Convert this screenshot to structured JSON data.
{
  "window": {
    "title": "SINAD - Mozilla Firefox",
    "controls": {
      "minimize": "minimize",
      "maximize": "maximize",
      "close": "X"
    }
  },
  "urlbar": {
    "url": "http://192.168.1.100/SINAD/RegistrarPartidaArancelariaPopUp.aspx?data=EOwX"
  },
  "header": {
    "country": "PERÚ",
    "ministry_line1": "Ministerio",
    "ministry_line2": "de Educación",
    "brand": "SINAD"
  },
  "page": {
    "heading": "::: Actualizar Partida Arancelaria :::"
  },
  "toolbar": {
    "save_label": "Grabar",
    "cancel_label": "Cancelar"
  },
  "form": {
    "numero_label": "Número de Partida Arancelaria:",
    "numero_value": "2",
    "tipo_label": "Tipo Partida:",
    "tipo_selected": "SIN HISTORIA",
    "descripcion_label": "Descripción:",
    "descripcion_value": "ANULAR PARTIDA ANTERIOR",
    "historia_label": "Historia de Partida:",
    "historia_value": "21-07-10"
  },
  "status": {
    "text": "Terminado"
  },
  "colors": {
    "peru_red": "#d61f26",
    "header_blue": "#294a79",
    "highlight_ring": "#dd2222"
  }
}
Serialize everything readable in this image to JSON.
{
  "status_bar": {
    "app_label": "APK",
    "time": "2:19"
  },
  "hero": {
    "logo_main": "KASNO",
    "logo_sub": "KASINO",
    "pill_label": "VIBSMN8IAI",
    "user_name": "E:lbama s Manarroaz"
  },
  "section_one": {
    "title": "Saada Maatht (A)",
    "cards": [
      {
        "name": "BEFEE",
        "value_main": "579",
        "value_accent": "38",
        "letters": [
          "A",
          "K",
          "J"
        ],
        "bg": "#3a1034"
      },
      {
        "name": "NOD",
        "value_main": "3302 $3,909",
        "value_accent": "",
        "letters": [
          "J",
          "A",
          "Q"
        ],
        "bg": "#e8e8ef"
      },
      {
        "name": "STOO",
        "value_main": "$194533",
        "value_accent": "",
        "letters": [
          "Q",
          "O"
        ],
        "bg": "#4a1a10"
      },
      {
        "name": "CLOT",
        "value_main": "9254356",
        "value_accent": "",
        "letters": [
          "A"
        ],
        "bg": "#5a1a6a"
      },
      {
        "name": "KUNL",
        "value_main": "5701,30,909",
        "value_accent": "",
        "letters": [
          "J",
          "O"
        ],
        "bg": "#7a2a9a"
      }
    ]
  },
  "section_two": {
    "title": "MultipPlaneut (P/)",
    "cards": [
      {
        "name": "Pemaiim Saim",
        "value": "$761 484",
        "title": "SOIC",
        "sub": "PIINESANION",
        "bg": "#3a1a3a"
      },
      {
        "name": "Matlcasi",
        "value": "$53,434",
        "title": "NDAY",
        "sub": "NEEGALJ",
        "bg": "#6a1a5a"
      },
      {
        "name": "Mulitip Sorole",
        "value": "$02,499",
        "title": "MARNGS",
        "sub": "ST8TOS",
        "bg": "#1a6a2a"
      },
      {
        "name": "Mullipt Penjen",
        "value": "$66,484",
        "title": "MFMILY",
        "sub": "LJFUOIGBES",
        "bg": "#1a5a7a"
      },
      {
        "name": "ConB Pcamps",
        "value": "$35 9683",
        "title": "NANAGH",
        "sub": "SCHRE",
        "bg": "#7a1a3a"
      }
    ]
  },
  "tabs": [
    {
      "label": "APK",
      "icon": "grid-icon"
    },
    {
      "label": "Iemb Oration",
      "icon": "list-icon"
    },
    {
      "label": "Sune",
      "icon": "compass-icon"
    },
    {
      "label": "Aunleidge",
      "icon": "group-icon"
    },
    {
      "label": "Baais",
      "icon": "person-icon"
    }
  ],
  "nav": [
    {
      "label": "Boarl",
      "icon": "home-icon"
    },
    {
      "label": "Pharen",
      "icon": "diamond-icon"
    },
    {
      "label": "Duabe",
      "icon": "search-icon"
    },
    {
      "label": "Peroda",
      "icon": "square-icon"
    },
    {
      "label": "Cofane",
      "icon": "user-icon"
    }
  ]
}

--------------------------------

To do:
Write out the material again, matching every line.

Your solution:
Convert this screenshot to structured JSON data.
{
  "window": {
    "title": "SINAD - Mozilla Firefox",
    "controls": {
      "minimize": "minimize",
      "maximize": "maximize",
      "close": "X"
    }
  },
  "urlbar": {
    "url": "http://192.168.1.100/SINAD/RegistrarPartidaArancelariaPopUp.aspx?data=EOwX"
  },
  "header": {
    "country": "PERÚ",
    "ministry_line1": "Ministerio",
    "ministry_line2": "de Educación",
    "brand": "SINAD"
  },
  "page": {
    "heading": "::: Actualizar Partida Arancelaria :::"
  },
  "toolbar": {
    "save_label": "Grabar",
    "cancel_label": "Cancelar"
  },
  "form": {
    "numero_label": "Número de Partida Arancelaria:",
    "numero_value": "2",
    "tipo_label": "Tipo Partida:",
    "tipo_selected": "SIN HISTORIA",
    "descripcion_label": "Descripción:",
    "descripcion_value": "ANULAR PARTIDA ANTERIOR",
    "historia_label": "Historia de Partida:",
    "historia_value": "21-07-10"
  },
  "status": {
    "text": "Terminado"
  },
  "colors": {
    "peru_red": "#d61f26",
    "header_blue": "#294a79",
    "highlight_ring": "#dd2222"
  }
}
Serialize everything readable in this image to JSON.
{
  "status_bar": {
    "app_label": "APK",
    "time": "2:19"
  },
  "hero": {
    "logo_main": "KASNO",
    "logo_sub": "KASINO",
    "pill_label": "VIBSMN8IAI",
    "user_name": "E:lbama s Manarroaz"
  },
  "section_one": {
    "title": "Saada Maatht (A)",
    "cards": [
      {
        "name": "BEFEE",
        "value_main": "579",
        "value_accent": "38",
        "letters": [
          "A",
          "K",
          "J"
        ],
        "bg": "#3a1034"
      },
      {
        "name": "NOD",
        "value_main": "3302 $3,909",
        "value_accent": "",
        "letters": [
          "J",
          "A",
          "Q"
        ],
        "bg": "#e8e8ef"
      },
      {
        "name": "STOO",
        "value_main": "$194533",
        "value_accent": "",
        "letters": [
          "Q",
          "O"
        ],
        "bg": "#4a1a10"
      },
      {
        "name": "CLOT",
        "value_main": "9254356",
        "value_accent": "",
        "letters": [
          "A"
        ],
        "bg": "#5a1a6a"
      },
      {
        "name": "KUNL",
        "value_main": "5701,30,909",
        "value_accent": "",
        "letters": [
          "J",
          "O"
        ],
        "bg": "#7a2a9a"
      }
    ]
  },
  "section_two": {
    "title": "MultipPlaneut (P/)",
    "cards": [
      {
        "name": "Pemaiim Saim",
        "value": "$761 484",
        "title": "SOIC",
        "sub": "PIINESANION",
        "bg": "#3a1a3a"
      },
      {
        "name": "Matlcasi",
        "value": "$53,434",
        "title": "NDAY",
        "sub": "NEEGALJ",
        "bg": "#6a1a5a"
      },
      {
        "name": "Mulitip Sorole",
        "value": "$02,499",
        "title": "MARNGS",
        "sub": "ST8TOS",
        "bg": "#1a6a2a"
      },
      {
        "name": "Mullipt Penjen",
        "value": "$66,484",
        "title": "MFMILY",
        "sub": "LJFUOIGBES",
        "bg": "#1a5a7a"
      },
      {
        "name": "ConB Pcamps",
        "value": "$35 9683",
        "title": "NANAGH",
        "sub": "SCHRE",
        "bg": "#7a1a3a"
      }
    ]
  },
  "tabs": [
    {
      "label": "APK",
      "icon": "grid-icon"
    },
    {
      "label": "Iemb Oration",
      "icon": "list-icon"
    },
    {
      "label": "Sune",
      "icon": "compass-icon"
    },
    {
      "label": "Aunleidge",
      "icon": "group-icon"
    },
    {
      "label": "Baais",
      "icon": "person-icon"
    }
  ],
  "nav": [
    {
      "label": "Boarl",
      "icon": "home-icon"
    },
    {
      "label": "Pharen",
      "icon": "diamond-icon"
    },
    {
      "label": "Duabe",
      "icon": "search-icon"
    },
    {
      "label": "Peroda",
      "icon": "square-icon"
    },
    {
      "label": "Cofane",
      "icon": "user-icon"
    }
  ]
}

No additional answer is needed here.